Stored data

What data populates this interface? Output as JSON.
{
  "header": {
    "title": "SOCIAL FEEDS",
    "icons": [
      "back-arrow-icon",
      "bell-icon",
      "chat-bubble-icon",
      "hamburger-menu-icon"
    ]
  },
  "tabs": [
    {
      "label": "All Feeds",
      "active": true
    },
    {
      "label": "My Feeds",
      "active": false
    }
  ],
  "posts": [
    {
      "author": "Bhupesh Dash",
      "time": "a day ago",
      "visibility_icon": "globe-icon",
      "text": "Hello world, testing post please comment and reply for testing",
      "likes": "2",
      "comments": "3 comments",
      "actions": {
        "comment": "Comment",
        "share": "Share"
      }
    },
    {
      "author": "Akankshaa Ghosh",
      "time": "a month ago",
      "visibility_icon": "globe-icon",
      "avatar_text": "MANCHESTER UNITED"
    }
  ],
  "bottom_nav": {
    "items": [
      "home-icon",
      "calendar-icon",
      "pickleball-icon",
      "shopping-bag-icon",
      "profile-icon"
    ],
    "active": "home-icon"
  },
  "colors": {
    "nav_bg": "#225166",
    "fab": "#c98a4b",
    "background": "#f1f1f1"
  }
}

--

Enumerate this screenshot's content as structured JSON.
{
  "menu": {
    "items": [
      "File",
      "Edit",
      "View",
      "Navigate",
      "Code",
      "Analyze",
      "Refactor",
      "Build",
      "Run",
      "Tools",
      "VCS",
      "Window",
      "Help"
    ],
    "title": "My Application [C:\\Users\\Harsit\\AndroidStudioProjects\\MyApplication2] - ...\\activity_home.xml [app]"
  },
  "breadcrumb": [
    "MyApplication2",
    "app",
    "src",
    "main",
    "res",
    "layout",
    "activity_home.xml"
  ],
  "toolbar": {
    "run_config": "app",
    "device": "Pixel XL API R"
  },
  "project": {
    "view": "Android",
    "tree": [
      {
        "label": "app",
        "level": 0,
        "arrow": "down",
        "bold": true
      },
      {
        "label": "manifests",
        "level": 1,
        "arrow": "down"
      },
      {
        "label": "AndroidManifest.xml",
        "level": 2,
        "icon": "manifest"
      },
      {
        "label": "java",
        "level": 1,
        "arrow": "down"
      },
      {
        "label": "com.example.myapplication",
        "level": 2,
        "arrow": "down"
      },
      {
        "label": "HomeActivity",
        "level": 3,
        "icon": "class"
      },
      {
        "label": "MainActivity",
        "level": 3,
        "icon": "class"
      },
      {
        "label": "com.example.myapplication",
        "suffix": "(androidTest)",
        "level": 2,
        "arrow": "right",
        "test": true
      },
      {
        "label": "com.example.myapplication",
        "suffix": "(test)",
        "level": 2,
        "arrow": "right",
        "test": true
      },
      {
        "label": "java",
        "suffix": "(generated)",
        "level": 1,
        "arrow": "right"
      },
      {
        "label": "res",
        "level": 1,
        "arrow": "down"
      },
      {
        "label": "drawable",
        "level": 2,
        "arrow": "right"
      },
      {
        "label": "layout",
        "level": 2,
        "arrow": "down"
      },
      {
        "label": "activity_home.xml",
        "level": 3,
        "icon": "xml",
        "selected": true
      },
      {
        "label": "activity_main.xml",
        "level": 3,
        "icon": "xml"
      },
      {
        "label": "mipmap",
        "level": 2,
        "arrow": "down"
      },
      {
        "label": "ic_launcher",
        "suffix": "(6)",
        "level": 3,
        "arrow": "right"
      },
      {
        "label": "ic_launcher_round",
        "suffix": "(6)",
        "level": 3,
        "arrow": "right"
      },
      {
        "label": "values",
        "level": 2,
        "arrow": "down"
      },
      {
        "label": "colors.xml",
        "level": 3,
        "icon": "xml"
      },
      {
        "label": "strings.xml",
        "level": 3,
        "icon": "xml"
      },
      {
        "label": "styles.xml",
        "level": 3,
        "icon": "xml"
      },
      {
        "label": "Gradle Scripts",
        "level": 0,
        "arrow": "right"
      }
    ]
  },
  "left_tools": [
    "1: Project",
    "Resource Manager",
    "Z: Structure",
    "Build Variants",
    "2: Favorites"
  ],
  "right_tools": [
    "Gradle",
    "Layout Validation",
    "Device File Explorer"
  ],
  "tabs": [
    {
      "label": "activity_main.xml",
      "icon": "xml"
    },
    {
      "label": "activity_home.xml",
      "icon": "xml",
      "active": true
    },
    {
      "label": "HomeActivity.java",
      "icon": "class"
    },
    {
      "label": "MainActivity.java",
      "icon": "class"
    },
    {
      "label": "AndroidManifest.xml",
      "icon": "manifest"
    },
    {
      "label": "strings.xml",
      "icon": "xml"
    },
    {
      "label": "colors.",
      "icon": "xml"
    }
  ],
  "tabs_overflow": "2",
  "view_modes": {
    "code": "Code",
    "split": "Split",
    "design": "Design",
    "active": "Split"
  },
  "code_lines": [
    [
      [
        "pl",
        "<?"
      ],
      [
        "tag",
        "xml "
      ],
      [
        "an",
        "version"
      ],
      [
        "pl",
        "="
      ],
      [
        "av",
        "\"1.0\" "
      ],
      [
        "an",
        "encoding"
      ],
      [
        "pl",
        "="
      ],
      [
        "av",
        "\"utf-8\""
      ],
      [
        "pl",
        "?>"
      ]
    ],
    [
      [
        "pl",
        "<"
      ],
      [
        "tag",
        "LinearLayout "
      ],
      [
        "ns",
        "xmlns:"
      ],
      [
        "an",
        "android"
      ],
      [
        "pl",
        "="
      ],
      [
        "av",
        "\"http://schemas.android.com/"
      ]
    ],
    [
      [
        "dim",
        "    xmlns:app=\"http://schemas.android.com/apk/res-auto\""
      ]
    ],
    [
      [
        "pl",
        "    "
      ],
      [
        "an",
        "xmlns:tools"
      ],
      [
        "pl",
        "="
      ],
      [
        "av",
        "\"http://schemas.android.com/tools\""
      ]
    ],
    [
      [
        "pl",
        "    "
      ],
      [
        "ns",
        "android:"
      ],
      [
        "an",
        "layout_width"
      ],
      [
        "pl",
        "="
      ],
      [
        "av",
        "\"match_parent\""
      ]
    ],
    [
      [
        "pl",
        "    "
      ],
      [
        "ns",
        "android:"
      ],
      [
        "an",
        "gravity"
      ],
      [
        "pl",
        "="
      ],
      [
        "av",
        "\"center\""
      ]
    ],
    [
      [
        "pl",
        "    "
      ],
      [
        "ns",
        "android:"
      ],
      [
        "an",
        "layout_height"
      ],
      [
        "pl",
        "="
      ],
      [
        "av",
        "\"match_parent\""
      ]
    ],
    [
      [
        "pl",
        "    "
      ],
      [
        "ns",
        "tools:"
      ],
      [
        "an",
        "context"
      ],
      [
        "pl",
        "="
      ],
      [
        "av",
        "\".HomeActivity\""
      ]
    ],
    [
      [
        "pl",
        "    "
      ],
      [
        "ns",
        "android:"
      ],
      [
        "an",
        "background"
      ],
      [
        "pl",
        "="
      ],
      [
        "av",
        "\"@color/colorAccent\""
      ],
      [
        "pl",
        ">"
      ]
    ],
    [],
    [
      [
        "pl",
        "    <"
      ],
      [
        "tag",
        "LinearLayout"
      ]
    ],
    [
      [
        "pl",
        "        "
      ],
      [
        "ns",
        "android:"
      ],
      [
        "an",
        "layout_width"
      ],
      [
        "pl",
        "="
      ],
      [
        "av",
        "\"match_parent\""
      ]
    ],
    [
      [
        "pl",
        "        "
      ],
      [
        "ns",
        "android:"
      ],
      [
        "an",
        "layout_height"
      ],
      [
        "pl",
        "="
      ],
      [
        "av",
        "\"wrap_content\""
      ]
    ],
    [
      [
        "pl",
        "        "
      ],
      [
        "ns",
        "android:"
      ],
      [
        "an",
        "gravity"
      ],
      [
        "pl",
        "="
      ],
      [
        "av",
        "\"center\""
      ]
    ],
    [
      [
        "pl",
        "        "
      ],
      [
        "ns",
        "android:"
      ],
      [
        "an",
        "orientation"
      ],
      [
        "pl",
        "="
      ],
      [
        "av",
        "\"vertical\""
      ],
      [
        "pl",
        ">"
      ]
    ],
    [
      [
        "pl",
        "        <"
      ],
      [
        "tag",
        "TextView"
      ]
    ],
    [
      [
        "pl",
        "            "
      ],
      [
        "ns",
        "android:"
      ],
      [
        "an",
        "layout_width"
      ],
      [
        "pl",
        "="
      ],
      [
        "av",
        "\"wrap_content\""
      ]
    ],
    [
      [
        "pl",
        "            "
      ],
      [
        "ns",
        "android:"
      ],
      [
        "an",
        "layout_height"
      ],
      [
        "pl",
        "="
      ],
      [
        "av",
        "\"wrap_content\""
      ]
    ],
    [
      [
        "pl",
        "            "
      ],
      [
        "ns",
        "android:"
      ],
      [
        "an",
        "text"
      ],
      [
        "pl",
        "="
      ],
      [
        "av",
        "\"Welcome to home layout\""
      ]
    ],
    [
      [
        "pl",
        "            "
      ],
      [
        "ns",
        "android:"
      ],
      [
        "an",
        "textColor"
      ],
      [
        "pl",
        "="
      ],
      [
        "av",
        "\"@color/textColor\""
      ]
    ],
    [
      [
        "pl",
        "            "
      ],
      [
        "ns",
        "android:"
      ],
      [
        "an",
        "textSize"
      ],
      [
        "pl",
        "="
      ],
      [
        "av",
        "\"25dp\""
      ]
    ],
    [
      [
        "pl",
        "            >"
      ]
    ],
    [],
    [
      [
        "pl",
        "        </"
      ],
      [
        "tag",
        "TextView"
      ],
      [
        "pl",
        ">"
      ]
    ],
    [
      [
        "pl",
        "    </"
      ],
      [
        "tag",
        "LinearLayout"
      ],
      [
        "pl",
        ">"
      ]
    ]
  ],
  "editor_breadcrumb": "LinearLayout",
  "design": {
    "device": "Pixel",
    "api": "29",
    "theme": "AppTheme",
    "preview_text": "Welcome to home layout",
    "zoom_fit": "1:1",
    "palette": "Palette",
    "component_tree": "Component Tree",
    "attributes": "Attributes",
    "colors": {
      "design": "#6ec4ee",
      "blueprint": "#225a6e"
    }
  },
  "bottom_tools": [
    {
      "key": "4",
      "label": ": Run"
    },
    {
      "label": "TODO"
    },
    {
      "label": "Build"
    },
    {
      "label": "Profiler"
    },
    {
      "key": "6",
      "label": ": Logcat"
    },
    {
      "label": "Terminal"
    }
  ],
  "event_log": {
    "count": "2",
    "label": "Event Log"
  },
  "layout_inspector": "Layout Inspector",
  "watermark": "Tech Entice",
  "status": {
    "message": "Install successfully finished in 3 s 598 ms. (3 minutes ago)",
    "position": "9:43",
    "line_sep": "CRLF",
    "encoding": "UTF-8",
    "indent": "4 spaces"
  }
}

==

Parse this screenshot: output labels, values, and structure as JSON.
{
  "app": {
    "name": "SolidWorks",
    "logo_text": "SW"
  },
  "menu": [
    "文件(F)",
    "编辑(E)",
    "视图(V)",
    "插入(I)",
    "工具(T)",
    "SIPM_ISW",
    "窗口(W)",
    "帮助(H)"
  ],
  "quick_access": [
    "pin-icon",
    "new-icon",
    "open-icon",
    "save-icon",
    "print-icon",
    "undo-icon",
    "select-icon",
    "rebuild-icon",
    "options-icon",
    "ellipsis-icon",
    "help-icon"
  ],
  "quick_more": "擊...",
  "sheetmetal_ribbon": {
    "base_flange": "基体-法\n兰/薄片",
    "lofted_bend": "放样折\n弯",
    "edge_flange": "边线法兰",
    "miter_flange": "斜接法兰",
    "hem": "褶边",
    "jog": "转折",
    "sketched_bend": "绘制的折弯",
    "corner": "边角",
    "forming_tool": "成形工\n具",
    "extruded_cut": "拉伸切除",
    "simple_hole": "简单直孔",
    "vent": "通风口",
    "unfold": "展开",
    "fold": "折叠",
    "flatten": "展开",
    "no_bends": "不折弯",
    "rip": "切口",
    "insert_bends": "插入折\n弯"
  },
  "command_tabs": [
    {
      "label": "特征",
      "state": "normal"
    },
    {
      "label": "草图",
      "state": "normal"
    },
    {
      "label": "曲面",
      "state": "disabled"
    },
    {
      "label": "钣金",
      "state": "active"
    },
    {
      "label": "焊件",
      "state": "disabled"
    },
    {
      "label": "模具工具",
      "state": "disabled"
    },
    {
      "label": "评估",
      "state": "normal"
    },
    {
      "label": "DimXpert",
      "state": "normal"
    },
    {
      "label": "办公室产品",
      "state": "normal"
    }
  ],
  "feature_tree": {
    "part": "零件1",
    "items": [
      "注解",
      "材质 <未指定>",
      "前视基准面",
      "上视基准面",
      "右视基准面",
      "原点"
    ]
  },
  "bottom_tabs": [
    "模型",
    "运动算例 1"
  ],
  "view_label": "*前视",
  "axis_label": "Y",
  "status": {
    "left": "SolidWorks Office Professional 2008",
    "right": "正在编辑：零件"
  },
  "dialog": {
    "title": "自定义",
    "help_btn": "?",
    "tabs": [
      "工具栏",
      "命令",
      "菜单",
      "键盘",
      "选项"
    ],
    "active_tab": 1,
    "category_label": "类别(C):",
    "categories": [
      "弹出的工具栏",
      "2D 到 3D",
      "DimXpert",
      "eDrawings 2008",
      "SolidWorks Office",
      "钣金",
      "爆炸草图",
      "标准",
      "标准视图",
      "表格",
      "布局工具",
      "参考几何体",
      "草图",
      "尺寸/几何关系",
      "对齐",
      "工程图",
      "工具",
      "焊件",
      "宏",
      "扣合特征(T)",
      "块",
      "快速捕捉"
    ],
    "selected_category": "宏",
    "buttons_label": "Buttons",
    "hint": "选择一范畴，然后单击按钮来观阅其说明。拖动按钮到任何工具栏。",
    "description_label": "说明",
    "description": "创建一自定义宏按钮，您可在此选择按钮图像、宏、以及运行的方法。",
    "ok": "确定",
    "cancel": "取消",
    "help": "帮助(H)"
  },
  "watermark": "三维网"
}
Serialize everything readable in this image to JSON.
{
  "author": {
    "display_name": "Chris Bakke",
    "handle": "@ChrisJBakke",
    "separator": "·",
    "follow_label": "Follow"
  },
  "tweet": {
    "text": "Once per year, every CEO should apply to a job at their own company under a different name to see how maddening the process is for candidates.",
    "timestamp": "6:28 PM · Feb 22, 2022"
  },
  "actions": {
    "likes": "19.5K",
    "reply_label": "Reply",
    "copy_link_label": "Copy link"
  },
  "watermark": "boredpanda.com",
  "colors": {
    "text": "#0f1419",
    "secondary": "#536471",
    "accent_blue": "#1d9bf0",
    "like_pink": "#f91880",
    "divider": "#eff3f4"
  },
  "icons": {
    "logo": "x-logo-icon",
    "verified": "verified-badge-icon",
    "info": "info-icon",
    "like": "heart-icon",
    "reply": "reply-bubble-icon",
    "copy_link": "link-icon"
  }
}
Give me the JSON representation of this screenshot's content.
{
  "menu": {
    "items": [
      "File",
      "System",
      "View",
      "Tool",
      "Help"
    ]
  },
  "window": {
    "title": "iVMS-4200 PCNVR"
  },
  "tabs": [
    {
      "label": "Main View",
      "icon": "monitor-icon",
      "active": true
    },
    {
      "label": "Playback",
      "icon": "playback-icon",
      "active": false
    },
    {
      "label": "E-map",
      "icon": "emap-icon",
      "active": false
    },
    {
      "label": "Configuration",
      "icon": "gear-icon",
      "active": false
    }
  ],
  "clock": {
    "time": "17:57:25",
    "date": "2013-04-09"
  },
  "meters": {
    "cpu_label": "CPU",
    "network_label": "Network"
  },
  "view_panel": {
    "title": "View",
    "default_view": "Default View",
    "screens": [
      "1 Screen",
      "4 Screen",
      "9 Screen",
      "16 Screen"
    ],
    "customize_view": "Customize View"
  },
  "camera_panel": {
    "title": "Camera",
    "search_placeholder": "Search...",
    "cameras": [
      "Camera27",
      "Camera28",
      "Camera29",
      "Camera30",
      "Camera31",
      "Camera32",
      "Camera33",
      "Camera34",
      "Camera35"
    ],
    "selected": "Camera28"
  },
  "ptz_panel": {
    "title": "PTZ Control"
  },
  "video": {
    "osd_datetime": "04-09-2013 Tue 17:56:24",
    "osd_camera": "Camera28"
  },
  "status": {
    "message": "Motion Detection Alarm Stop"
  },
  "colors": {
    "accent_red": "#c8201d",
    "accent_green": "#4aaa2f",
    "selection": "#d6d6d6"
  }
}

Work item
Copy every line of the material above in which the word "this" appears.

Result
What data populates this interface? Output as JSON.
Enumerate this screenshot's content as structured JSON.
Parse this screenshot: output labels, values, and structure as JSON.
Serialize everything readable in this image to JSON.
Give me the JSON representation of this screenshot's content.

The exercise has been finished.